__Task item__: Apart from the pictures, every line below needs to be reproduced verbatim.

__Source material__:
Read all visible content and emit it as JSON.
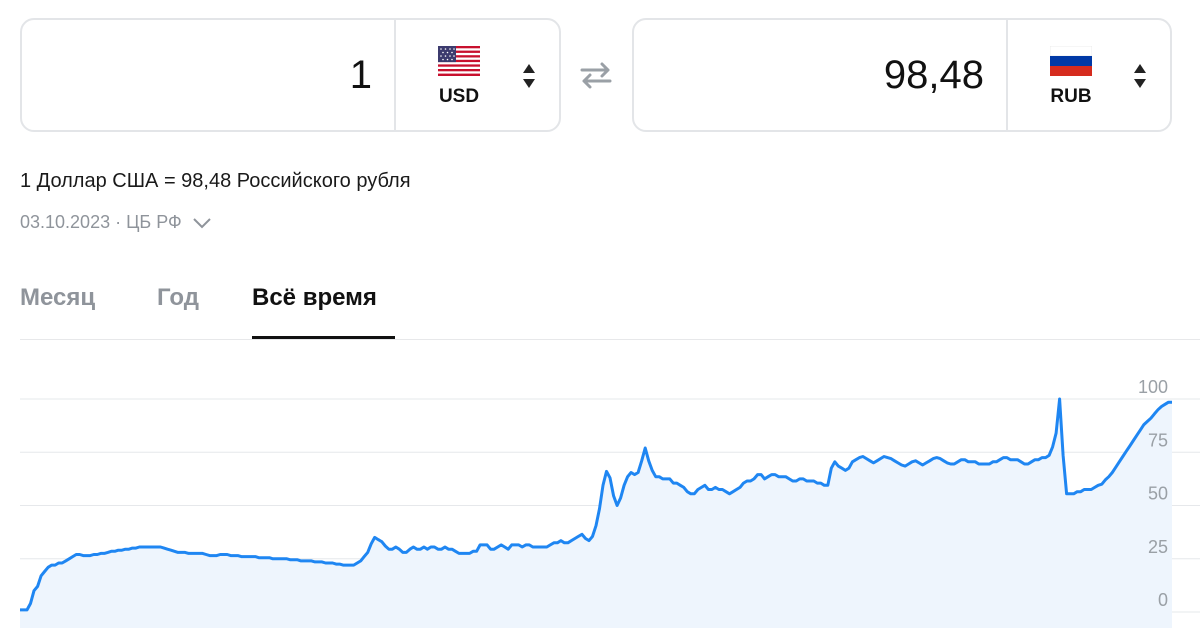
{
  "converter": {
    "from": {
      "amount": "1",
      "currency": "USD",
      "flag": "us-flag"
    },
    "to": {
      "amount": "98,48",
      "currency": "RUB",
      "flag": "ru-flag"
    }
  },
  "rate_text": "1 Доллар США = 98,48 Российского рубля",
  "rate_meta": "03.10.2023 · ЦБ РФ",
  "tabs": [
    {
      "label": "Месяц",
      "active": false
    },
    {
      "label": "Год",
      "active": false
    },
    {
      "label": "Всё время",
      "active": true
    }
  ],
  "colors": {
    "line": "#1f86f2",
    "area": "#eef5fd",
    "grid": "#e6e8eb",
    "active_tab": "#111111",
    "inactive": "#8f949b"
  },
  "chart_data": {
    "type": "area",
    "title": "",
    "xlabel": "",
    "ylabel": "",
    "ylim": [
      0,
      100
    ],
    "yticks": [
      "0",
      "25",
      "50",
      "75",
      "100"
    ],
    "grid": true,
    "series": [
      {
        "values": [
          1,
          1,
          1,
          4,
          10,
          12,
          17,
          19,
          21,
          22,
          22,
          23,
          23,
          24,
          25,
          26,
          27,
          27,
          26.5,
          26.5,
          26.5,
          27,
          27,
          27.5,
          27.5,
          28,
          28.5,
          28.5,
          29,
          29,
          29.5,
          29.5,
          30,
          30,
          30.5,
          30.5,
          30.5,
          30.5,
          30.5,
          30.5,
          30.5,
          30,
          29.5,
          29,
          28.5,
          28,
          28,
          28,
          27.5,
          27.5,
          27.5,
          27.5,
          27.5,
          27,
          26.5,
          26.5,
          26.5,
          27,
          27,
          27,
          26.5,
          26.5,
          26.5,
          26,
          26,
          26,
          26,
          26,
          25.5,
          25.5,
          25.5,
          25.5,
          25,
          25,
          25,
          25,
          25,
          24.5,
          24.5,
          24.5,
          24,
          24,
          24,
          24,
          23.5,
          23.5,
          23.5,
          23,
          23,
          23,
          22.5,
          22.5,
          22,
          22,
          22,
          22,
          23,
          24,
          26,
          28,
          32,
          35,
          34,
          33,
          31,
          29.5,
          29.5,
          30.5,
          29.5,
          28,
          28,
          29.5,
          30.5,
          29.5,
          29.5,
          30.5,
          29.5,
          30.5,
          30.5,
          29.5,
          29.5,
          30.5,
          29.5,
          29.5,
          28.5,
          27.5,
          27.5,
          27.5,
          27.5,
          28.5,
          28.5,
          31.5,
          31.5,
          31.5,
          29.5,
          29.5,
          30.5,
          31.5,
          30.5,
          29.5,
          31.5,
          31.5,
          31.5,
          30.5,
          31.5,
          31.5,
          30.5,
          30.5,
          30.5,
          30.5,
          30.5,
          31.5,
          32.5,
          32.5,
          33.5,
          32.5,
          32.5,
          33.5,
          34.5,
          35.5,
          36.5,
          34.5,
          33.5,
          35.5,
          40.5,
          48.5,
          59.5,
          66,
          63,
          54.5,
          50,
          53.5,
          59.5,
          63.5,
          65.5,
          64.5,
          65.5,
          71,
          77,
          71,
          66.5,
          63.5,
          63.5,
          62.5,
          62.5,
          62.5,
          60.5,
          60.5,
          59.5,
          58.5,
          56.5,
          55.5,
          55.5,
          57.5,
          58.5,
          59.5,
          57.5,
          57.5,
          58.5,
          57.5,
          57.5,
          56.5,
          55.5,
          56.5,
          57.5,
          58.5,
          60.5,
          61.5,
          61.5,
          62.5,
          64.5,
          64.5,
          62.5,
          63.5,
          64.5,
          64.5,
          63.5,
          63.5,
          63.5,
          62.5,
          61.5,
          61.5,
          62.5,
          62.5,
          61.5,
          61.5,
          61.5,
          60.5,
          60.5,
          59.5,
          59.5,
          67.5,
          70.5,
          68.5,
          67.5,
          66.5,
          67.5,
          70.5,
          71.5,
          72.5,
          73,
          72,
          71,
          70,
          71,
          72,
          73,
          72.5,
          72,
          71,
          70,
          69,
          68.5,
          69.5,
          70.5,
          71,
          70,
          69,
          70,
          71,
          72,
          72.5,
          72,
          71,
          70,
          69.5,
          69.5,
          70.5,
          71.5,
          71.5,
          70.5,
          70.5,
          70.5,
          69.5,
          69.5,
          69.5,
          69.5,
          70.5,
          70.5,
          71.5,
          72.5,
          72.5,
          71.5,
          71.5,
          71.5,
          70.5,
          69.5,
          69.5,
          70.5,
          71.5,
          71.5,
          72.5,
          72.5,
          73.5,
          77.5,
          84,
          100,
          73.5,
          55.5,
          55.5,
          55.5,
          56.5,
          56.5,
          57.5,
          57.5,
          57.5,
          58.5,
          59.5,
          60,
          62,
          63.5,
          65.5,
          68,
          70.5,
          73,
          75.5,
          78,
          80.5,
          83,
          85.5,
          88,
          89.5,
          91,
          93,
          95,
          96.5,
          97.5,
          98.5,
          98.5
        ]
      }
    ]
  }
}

__Response box__:
Read all visible content and emit it as JSON.
{
  "converter": {
    "from": {
      "amount": "1",
      "currency": "USD",
      "flag": "us-flag"
    },
    "to": {
      "amount": "98,48",
      "currency": "RUB",
      "flag": "ru-flag"
    }
  },
  "rate_text": "1 Доллар США = 98,48 Российского рубля",
  "rate_meta": "03.10.2023 · ЦБ РФ",
  "tabs": [
    {
      "label": "Месяц",
      "active": false
    },
    {
      "label": "Год",
      "active": false
    },
    {
      "label": "Всё время",
      "active": true
    }
  ],
  "colors": {
    "line": "#1f86f2",
    "area": "#eef5fd",
    "grid": "#e6e8eb",
    "active_tab": "#111111",
    "inactive": "#8f949b"
  },
  "chart_data": {
    "type": "area",
    "title": "",
    "xlabel": "",
    "ylabel": "",
    "ylim": [
      0,
      100
    ],
    "yticks": [
      "0",
      "25",
      "50",
      "75",
      "100"
    ],
    "grid": true,
    "series": [
      {
        "values": [
          1,
          1,
          1,
          4,
          10,
          12,
          17,
          19,
          21,
          22,
          22,
          23,
          23,
          24,
          25,
          26,
          27,
          27,
          26.5,
          26.5,
          26.5,
          27,
          27,
          27.5,
          27.5,
          28,
          28.5,
          28.5,
          29,
          29,
          29.5,
          29.5,
          30,
          30,
          30.5,
          30.5,
          30.5,
          30.5,
          30.5,
          30.5,
          30.5,
          30,
          29.5,
          29,
          28.5,
          28,
          28,
          28,
          27.5,
          27.5,
          27.5,
          27.5,
          27.5,
          27,
          26.5,
          26.5,
          26.5,
          27,
          27,
          27,
          26.5,
          26.5,
          26.5,
          26,
          26,
          26,
          26,
          26,
          25.5,
          25.5,
          25.5,
          25.5,
          25,
          25,
          25,
          25,
          25,
          24.5,
          24.5,
          24.5,
          24,
          24,
          24,
          24,
          23.5,
          23.5,
          23.5,
          23,
          23,
          23,
          22.5,
          22.5,
          22,
          22,
          22,
          22,
          23,
          24,
          26,
          28,
          32,
          35,
          34,
          33,
          31,
          29.5,
          29.5,
          30.5,
          29.5,
          28,
          28,
          29.5,
          30.5,
          29.5,
          29.5,
          30.5,
          29.5,
          30.5,
          30.5,
          29.5,
          29.5,
          30.5,
          29.5,
          29.5,
          28.5,
          27.5,
          27.5,
          27.5,
          27.5,
          28.5,
          28.5,
          31.5,
          31.5,
          31.5,
          29.5,
          29.5,
          30.5,
          31.5,
          30.5,
          29.5,
          31.5,
          31.5,
          31.5,
          30.5,
          31.5,
          31.5,
          30.5,
          30.5,
          30.5,
          30.5,
          30.5,
          31.5,
          32.5,
          32.5,
          33.5,
          32.5,
          32.5,
          33.5,
          34.5,
          35.5,
          36.5,
          34.5,
          33.5,
          35.5,
          40.5,
          48.5,
          59.5,
          66,
          63,
          54.5,
          50,
          53.5,
          59.5,
          63.5,
          65.5,
          64.5,
          65.5,
          71,
          77,
          71,
          66.5,
          63.5,
          63.5,
          62.5,
          62.5,
          62.5,
          60.5,
          60.5,
          59.5,
          58.5,
          56.5,
          55.5,
          55.5,
          57.5,
          58.5,
          59.5,
          57.5,
          57.5,
          58.5,
          57.5,
          57.5,
          56.5,
          55.5,
          56.5,
          57.5,
          58.5,
          60.5,
          61.5,
          61.5,
          62.5,
          64.5,
          64.5,
          62.5,
          63.5,
          64.5,
          64.5,
          63.5,
          63.5,
          63.5,
          62.5,
          61.5,
          61.5,
          62.5,
          62.5,
          61.5,
          61.5,
          61.5,
          60.5,
          60.5,
          59.5,
          59.5,
          67.5,
          70.5,
          68.5,
          67.5,
          66.5,
          67.5,
          70.5,
          71.5,
          72.5,
          73,
          72,
          71,
          70,
          71,
          72,
          73,
          72.5,
          72,
          71,
          70,
          69,
          68.5,
          69.5,
          70.5,
          71,
          70,
          69,
          70,
          71,
          72,
          72.5,
          72,
          71,
          70,
          69.5,
          69.5,
          70.5,
          71.5,
          71.5,
          70.5,
          70.5,
          70.5,
          69.5,
          69.5,
          69.5,
          69.5,
          70.5,
          70.5,
          71.5,
          72.5,
          72.5,
          71.5,
          71.5,
          71.5,
          70.5,
          69.5,
          69.5,
          70.5,
          71.5,
          71.5,
          72.5,
          72.5,
          73.5,
          77.5,
          84,
          100,
          73.5,
          55.5,
          55.5,
          55.5,
          56.5,
          56.5,
          57.5,
          57.5,
          57.5,
          58.5,
          59.5,
          60,
          62,
          63.5,
          65.5,
          68,
          70.5,
          73,
          75.5,
          78,
          80.5,
          83,
          85.5,
          88,
          89.5,
          91,
          93,
          95,
          96.5,
          97.5,
          98.5,
          98.5
        ]
      }
    ]
  }
}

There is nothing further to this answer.